## Work request
Go through the entries below and return every line that contains "this".

## Exercise inputs
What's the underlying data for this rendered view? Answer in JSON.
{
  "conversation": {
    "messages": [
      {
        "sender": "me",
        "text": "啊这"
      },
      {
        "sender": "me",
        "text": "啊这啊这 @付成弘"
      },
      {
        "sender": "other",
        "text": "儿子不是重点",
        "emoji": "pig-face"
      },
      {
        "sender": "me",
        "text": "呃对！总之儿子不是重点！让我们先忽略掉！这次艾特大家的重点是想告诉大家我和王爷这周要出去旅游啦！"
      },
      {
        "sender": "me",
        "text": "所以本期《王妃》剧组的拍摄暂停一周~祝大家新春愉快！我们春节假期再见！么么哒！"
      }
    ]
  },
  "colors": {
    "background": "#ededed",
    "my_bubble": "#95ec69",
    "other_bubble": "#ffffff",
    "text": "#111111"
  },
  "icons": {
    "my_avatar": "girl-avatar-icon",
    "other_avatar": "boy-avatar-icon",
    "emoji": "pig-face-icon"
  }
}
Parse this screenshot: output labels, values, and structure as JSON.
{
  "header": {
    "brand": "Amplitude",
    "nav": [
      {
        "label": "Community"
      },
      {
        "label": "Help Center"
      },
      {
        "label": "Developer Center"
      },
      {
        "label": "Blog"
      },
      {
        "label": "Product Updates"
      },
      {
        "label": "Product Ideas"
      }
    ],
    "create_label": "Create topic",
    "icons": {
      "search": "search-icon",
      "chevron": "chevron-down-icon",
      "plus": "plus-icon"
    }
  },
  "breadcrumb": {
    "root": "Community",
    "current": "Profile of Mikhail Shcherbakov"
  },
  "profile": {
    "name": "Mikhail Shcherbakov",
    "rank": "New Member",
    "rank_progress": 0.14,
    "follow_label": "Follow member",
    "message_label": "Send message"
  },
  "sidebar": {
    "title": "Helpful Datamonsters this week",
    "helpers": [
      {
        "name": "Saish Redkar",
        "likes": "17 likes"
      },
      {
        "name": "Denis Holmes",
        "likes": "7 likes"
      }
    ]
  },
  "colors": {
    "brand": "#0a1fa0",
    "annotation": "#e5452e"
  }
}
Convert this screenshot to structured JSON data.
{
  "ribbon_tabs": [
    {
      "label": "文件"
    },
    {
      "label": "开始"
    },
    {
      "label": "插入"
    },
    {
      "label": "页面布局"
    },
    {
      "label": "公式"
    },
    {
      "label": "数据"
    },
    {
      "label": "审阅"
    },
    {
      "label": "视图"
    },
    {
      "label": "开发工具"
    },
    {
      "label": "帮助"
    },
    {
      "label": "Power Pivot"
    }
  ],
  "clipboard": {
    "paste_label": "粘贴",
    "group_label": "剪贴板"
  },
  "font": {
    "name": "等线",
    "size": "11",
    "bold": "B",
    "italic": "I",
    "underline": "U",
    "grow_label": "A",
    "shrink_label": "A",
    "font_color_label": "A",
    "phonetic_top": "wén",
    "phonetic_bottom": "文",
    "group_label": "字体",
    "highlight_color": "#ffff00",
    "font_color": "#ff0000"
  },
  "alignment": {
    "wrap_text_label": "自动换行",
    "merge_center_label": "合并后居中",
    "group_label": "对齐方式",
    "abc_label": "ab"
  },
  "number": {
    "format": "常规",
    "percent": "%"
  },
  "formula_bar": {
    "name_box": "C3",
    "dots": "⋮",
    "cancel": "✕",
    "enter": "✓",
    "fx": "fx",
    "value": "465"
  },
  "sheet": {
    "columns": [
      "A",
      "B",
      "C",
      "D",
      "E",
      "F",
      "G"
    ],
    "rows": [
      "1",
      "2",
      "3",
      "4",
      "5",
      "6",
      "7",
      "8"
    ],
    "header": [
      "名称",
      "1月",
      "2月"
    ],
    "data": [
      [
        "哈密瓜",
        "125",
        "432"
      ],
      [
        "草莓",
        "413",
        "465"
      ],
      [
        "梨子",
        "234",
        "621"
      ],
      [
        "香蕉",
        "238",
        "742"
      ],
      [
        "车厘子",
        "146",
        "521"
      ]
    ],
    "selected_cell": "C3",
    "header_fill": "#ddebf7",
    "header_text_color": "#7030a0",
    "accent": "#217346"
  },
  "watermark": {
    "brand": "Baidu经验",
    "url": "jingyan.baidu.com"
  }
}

## Solved exercise
What's the underlying data for this rendered view? Answer in JSON.
Parse this screenshot: output labels, values, and structure as JSON.
    "title": "Helpful Datamonsters this week",
Convert this screenshot to structured JSON data.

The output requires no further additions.